*** Opening Supplied information ***
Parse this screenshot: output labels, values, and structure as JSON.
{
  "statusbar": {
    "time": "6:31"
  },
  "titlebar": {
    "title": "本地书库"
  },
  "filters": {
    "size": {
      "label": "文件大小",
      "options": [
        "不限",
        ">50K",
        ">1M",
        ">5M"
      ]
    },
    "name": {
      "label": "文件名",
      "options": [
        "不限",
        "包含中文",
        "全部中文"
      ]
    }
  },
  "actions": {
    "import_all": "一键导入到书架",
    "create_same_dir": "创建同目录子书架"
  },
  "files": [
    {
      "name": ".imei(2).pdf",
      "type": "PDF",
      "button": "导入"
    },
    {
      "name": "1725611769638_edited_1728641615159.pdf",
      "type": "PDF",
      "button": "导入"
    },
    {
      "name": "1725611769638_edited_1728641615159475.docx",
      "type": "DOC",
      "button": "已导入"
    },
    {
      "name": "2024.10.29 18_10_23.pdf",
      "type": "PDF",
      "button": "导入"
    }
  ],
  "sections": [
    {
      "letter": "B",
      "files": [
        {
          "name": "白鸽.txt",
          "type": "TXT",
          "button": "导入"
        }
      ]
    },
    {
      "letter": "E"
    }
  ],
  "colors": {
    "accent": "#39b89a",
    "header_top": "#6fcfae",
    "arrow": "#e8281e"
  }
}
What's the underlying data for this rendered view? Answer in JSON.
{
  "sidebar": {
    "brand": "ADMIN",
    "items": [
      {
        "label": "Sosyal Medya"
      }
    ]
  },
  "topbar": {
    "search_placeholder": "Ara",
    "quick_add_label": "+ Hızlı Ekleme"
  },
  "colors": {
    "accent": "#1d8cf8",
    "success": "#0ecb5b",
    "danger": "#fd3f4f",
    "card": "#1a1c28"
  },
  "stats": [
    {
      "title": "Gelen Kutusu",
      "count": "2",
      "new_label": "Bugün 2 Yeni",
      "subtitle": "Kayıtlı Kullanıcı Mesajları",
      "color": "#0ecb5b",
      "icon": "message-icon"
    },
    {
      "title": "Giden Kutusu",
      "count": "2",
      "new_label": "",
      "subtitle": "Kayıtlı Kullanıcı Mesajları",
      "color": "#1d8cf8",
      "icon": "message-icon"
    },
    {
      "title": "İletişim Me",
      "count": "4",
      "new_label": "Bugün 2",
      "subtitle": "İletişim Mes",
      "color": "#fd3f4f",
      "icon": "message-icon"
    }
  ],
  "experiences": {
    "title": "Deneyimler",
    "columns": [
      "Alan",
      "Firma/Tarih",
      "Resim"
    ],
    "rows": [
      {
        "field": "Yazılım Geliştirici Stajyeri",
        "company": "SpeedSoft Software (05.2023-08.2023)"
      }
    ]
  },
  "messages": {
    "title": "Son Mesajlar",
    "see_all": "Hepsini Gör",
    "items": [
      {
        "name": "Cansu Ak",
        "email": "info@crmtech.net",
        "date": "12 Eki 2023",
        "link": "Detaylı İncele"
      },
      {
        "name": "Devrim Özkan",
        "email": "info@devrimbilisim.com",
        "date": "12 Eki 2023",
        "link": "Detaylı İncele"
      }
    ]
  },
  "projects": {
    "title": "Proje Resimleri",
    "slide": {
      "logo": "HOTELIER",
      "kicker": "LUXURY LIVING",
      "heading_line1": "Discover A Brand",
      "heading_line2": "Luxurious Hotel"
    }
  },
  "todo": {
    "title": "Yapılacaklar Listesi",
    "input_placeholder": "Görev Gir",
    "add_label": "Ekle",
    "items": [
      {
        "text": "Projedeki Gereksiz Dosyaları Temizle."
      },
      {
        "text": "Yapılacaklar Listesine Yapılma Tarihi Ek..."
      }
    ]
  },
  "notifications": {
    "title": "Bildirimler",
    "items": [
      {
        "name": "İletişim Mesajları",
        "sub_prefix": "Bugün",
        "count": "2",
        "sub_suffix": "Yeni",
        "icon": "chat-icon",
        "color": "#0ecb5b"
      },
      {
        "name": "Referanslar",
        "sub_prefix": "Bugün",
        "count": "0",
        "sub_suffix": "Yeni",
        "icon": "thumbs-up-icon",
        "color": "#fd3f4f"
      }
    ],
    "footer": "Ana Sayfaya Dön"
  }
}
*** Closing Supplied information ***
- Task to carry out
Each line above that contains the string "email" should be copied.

- Reply to the exercise
        "email": "info@crmtech.net",
        "email": "info@devrimbilisim.com",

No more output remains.